Nov 26, 2019
Pennsylvania Supreme Court Rejects Fluctuating Work Week Method The PA Supreme Court ruled that the “Fluctuating
Emily Wittlinger gained experience and interest in the field of labor and employment law while working as a law clerk at the Law Offices of Claudia Davidson during her final year as a law student. While there, she participated in multiple areas of employment and labor litigation, including matters related to unemployment compensation, employee rights under the National Labor Relations Act, and union-side labor law.
Emily obtained her Juris Doctorate from the University of Pittsburgh, and her B.S. magna cum laude from the University at Buffalo. While completing her J.D., Emily acted as the Executive Editor in Chief of the Pittsburgh Journal of Environmental and Public Health Law, and as a Legal Writing Teaching Assistant to Professor Teresa Kissane Brostoff. Emily was also awarded CALI Excellence for the Future Awards for achieving the highest grade in a Post-Conflict and Transitional Justice seminar, and for being the highest performer in a Criminal Prosecution Practicum at the Allegheny County District Attorney’s Office.

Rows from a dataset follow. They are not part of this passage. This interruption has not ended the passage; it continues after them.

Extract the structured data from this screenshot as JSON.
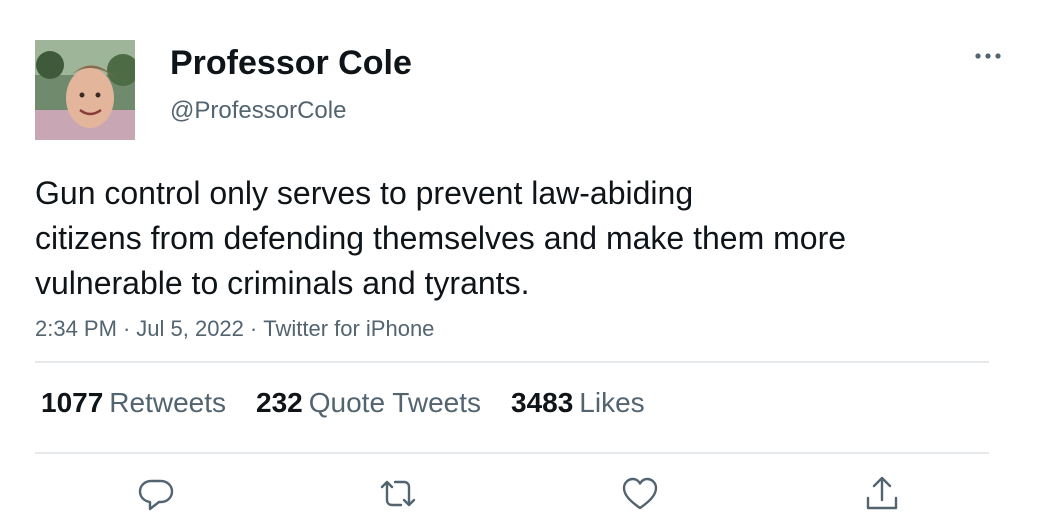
{
  "author": {
    "display_name": "Professor Cole",
    "handle": "@ProfessorCole",
    "avatar_icon": "profile-photo"
  },
  "tweet": {
    "text_lines": [
      "Gun control only serves to prevent law-abiding",
      "citizens from defending themselves and make them more",
      "vulnerable to criminals and tyrants."
    ],
    "time": "2:34 PM",
    "date": "Jul 5, 2022",
    "source": "Twitter for iPhone",
    "separator": "·"
  },
  "stats": {
    "retweets": {
      "count": "1077",
      "label": "Retweets"
    },
    "quote_tweets": {
      "count": "232",
      "label": "Quote Tweets"
    },
    "likes": {
      "count": "3483",
      "label": "Likes"
    }
  },
  "actions": {
    "reply_icon": "reply-icon",
    "retweet_icon": "retweet-icon",
    "like_icon": "heart-icon",
    "share_icon": "share-icon"
  },
  "colors": {
    "text_primary": "#0f1419",
    "text_secondary": "#536471",
    "divider": "#e6e9eb",
    "icon": "#536471"
  }
}
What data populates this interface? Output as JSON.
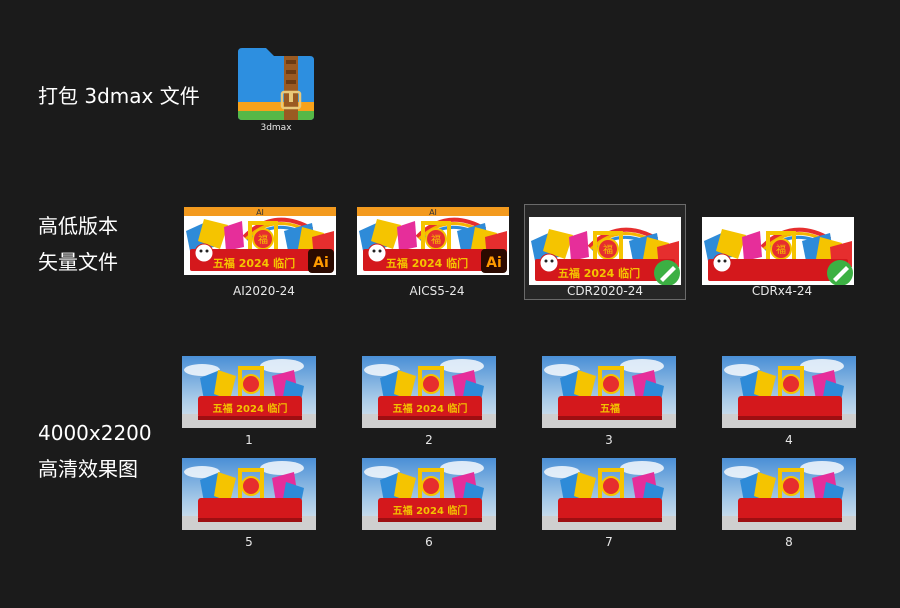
{
  "sections": {
    "package": {
      "label": "打包 3dmax 文件"
    },
    "vector": {
      "line1": "高低版本",
      "line2": "矢量文件"
    },
    "renders": {
      "line1": "4000x2200",
      "line2": "高清效果图"
    }
  },
  "zip_file": {
    "caption": "3dmax",
    "icon": "zip-folder-icon"
  },
  "vector_files": [
    {
      "caption": "AI2020-24",
      "top_tag": "AI",
      "badge": "Ai",
      "badge_icon": "adobe-illustrator-icon",
      "title": "五福 2024 临门"
    },
    {
      "caption": "AICS5-24",
      "top_tag": "AI",
      "badge": "Ai",
      "badge_icon": "adobe-illustrator-icon",
      "title": "五福 2024 临门"
    },
    {
      "caption": "CDR2020-24",
      "top_tag": "",
      "badge": "",
      "badge_icon": "coreldraw-icon",
      "title": "五福 2024 临门"
    },
    {
      "caption": "CDRx4-24",
      "top_tag": "",
      "badge": "",
      "badge_icon": "coreldraw-icon",
      "title": ""
    }
  ],
  "renders": [
    {
      "caption": "1",
      "title": "五福 2024 临门"
    },
    {
      "caption": "2",
      "title": "五福 2024 临门"
    },
    {
      "caption": "3",
      "title": "五福"
    },
    {
      "caption": "4",
      "title": ""
    },
    {
      "caption": "5",
      "title": ""
    },
    {
      "caption": "6",
      "title": "五福 2024 临门"
    },
    {
      "caption": "7",
      "title": ""
    },
    {
      "caption": "8",
      "title": ""
    }
  ],
  "colors": {
    "background": "#1b1b1b",
    "ai_badge_bg": "#2b0a00",
    "ai_badge_text": "#ff9a00",
    "cdr_badge": "#3cb043",
    "float_red": "#d4181c",
    "gold": "#f2c200"
  }
}
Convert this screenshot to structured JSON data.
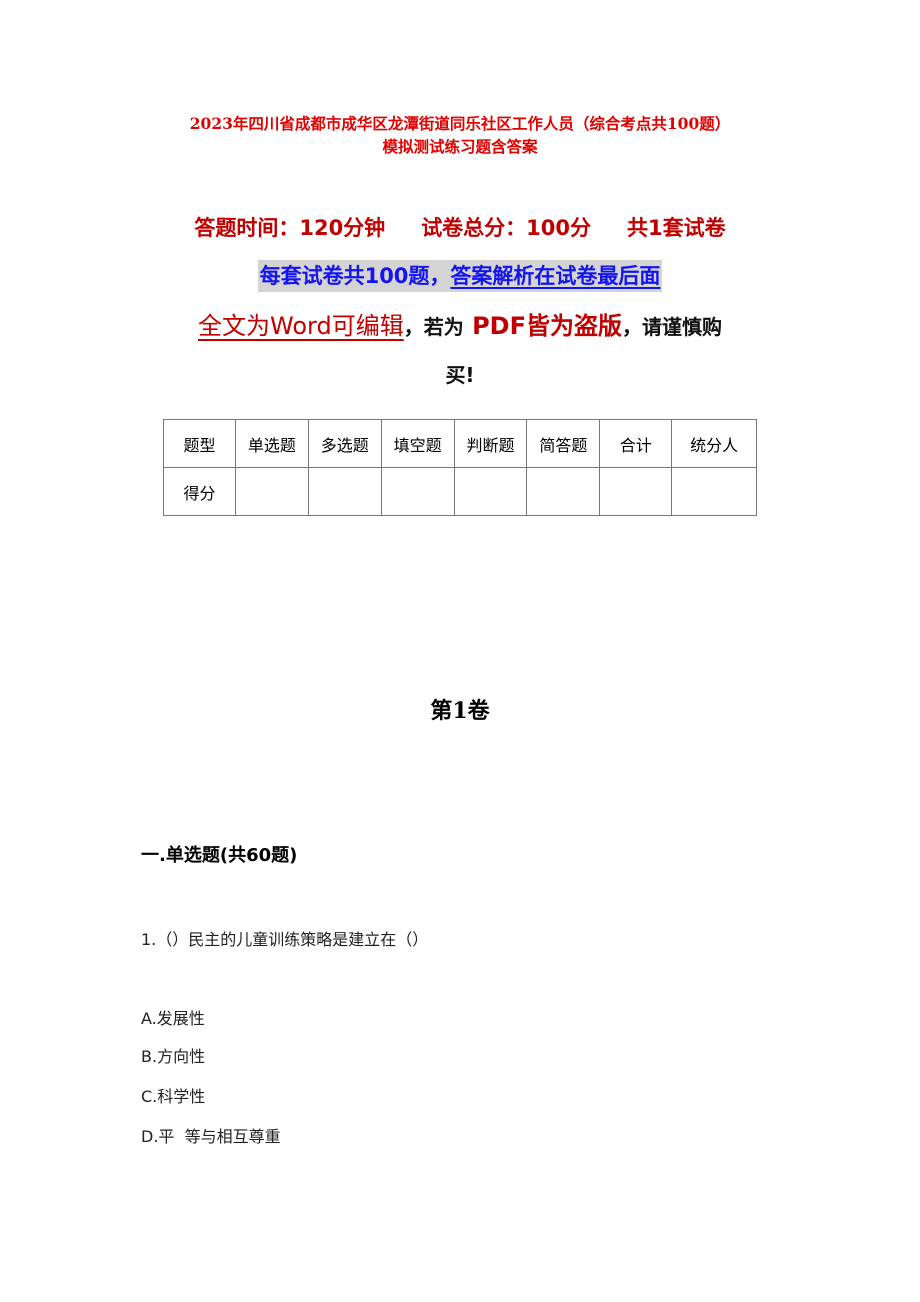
{
  "document": {
    "title_line1": "2023年四川省成都市成华区龙潭街道同乐社区工作人员（综合考点共100题）",
    "title_line2": "模拟测试练习题含答案",
    "meta": {
      "time": "答题时间：120分钟",
      "total_score": "试卷总分：100分",
      "sets": "共1套试卷"
    },
    "notice": {
      "part1": "每套试卷共100题，",
      "part2": "答案解析在试卷最后面"
    },
    "warning": {
      "editable": "全文为Word可编辑",
      "comma1": "，",
      "if_pdf": "若为",
      "pdf_pirated": "PDF皆为盗版",
      "comma2": "，",
      "caution": "请谨慎购",
      "caution_end": "买!"
    },
    "colors": {
      "title_red": "#e00000",
      "meta_red": "#c00000",
      "notice_blue": "#1414ee",
      "notice_bg": "#d4d4d4"
    }
  },
  "score_table": {
    "headers": [
      "题型",
      "单选题",
      "多选题",
      "填空题",
      "判断题",
      "简答题",
      "合计",
      "统分人"
    ],
    "row_label": "得分",
    "row_values": [
      "",
      "",
      "",
      "",
      "",
      "",
      ""
    ]
  },
  "volume": "第1卷",
  "section": {
    "title": "一.单选题(共60题)"
  },
  "questions": [
    {
      "number": "1.",
      "text": "（）民主的儿童训练策略是建立在（）",
      "options": [
        {
          "label": "A.",
          "text": "发展性"
        },
        {
          "label": "B.",
          "text": "方向性"
        },
        {
          "label": "C.",
          "text": "科学性"
        },
        {
          "label": "D.",
          "text": "平  等与相互尊重"
        }
      ]
    }
  ]
}
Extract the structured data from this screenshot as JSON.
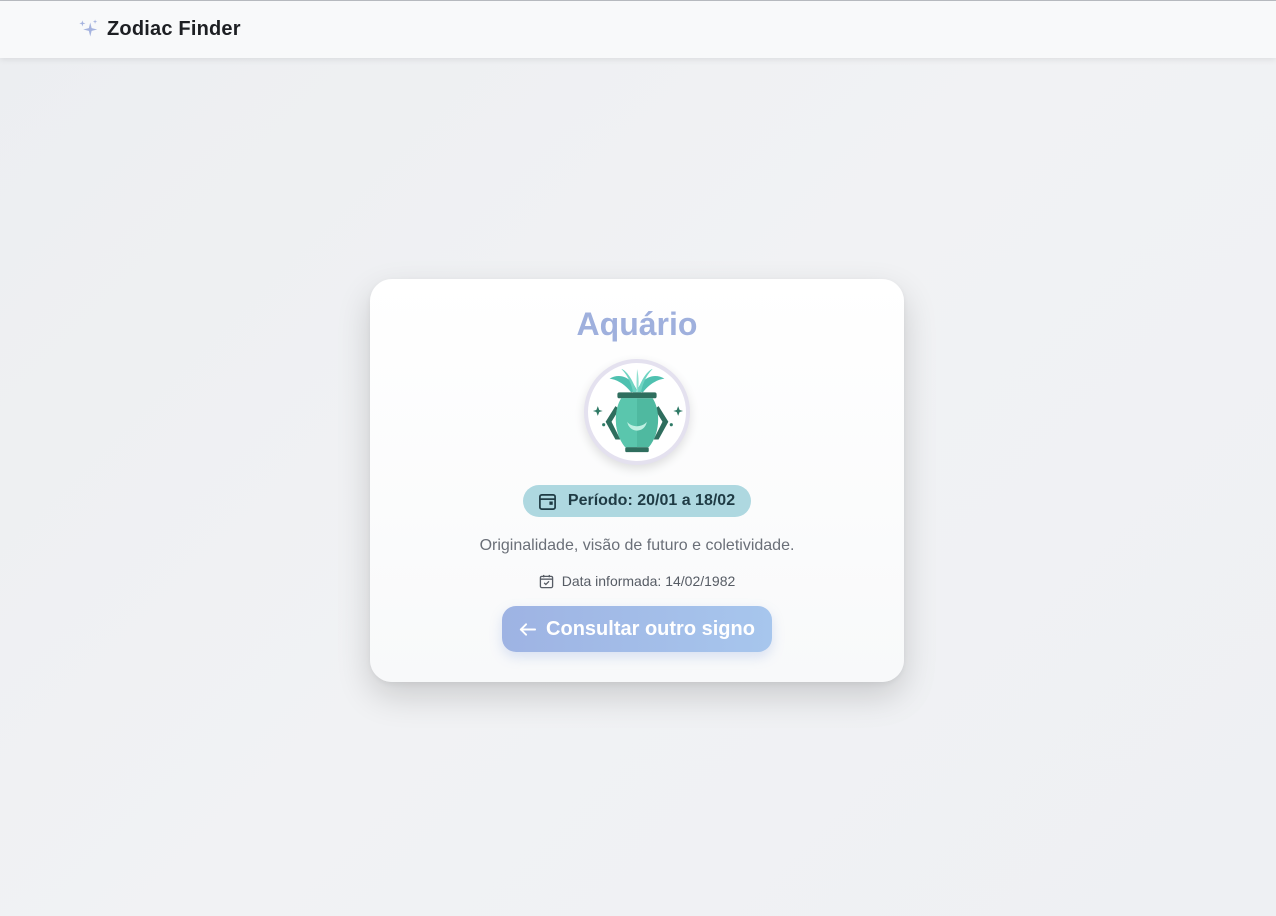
{
  "navbar": {
    "brand_icon": "sparkles-icon",
    "brand": "Zodiac Finder"
  },
  "result": {
    "sign_name": "Aquário",
    "sign_image": "aquarius-vase-illustration",
    "period_icon": "calendar-icon",
    "period": "Período: 20/01 a 18/02",
    "description": "Originalidade, visão de futuro e coletividade.",
    "date_icon": "calendar-check-icon",
    "date_info": "Data informada: 14/02/1982",
    "back_icon": "arrow-left-icon",
    "back_button": "Consultar outro signo"
  },
  "colors": {
    "accent": "#9fb0dd",
    "badge": "#aed8e0",
    "button_start": "#9eb3e3",
    "button_end": "#a7c6ed",
    "vase": "#4fb9a0"
  }
}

While in law school, Emily secured a number of internships with both public and private entities, including the U.S. Attorney’s Office for the Western District of Pennsylvania, the Allegheny County District Attorney’s Office, National Fuel Gas, the Law Offices of Claudia Davidson, and the Honorable Lisa Pupo Lenihan of the Western District of Pennsylvania. She also enhanced her trial advocacy skills by earning a position on the Pitt Law Mock Trial team, where she competed in the national ABA Labor and Employment Mock Trial Competition and the Academy of Trial Lawyers Mock Trial Competition.
Emily is committed to using her legal education and experience to serve her community and the disadvantaged. Prior to attending law school, Emily spent two years working in Kampala, Uganda, for International Justice Mission, an international human rights non-profit. There, Emily worked to defend the rights of widows and orphans who were victims of violent land seizure and to reform the Ugandan public justice system to be more responsive to the poor.
While completing her law degree, Emily served on the Board of the Pitt Legal Income Sharing Foundation (“PLISF”), a student-run 501(c)(3) providing scholarships to students securing unpaid public interest internships. Emily also served as a law student volunteer for Christian Legal Aid of Pittsburgh. In support and recognition of her dedication to uncompensated public interest legal work as a law student, Emily was awarded an Equal Justice Works AmeriCorps J.D. Scholarship and a PLISF Scholarship.
Emily currently serves as a volunteer attorney at Christian Legal Aid of Pittsburgh, where she provides pro bono legal services to disadvantaged members of the Pittsburgh community.